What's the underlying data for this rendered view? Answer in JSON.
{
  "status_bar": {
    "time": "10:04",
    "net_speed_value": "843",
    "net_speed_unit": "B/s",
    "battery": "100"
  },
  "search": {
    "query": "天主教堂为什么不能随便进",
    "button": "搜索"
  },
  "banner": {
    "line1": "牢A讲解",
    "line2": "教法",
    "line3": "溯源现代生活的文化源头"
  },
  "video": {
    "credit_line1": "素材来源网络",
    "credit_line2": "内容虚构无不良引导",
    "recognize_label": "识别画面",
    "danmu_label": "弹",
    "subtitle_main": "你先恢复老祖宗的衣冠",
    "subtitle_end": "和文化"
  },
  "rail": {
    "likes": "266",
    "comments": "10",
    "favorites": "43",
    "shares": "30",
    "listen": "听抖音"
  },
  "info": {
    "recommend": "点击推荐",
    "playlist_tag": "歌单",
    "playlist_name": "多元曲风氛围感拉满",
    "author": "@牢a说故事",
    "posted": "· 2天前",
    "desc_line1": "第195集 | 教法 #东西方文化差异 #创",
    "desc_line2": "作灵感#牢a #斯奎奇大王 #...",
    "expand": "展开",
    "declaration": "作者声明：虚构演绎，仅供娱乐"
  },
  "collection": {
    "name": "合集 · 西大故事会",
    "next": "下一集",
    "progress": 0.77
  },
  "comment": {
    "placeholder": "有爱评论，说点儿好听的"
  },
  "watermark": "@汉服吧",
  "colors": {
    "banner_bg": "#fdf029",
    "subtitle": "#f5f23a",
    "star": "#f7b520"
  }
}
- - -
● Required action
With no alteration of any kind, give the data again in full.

● Response for this exercise
What's the underlying data for this rendered view? Answer in JSON.
{
  "status_bar": {
    "time": "10:04",
    "net_speed_value": "843",
    "net_speed_unit": "B/s",
    "battery": "100"
  },
  "search": {
    "query": "天主教堂为什么不能随便进",
    "button": "搜索"
  },
  "banner": {
    "line1": "牢A讲解",
    "line2": "教法",
    "line3": "溯源现代生活的文化源头"
  },
  "video": {
    "credit_line1": "素材来源网络",
    "credit_line2": "内容虚构无不良引导",
    "recognize_label": "识别画面",
    "danmu_label": "弹",
    "subtitle_main": "你先恢复老祖宗的衣冠",
    "subtitle_end": "和文化"
  },
  "rail": {
    "likes": "266",
    "comments": "10",
    "favorites": "43",
    "shares": "30",
    "listen": "听抖音"
  },
  "info": {
    "recommend": "点击推荐",
    "playlist_tag": "歌单",
    "playlist_name": "多元曲风氛围感拉满",
    "author": "@牢a说故事",
    "posted": "· 2天前",
    "desc_line1": "第195集 | 教法 #东西方文化差异 #创",
    "desc_line2": "作灵感#牢a #斯奎奇大王 #...",
    "expand": "展开",
    "declaration": "作者声明：虚构演绎，仅供娱乐"
  },
  "collection": {
    "name": "合集 · 西大故事会",
    "next": "下一集",
    "progress": 0.77
  },
  "comment": {
    "placeholder": "有爱评论，说点儿好听的"
  },
  "watermark": "@汉服吧",
  "colors": {
    "banner_bg": "#fdf029",
    "subtitle": "#f5f23a",
    "star": "#f7b520"
  }
}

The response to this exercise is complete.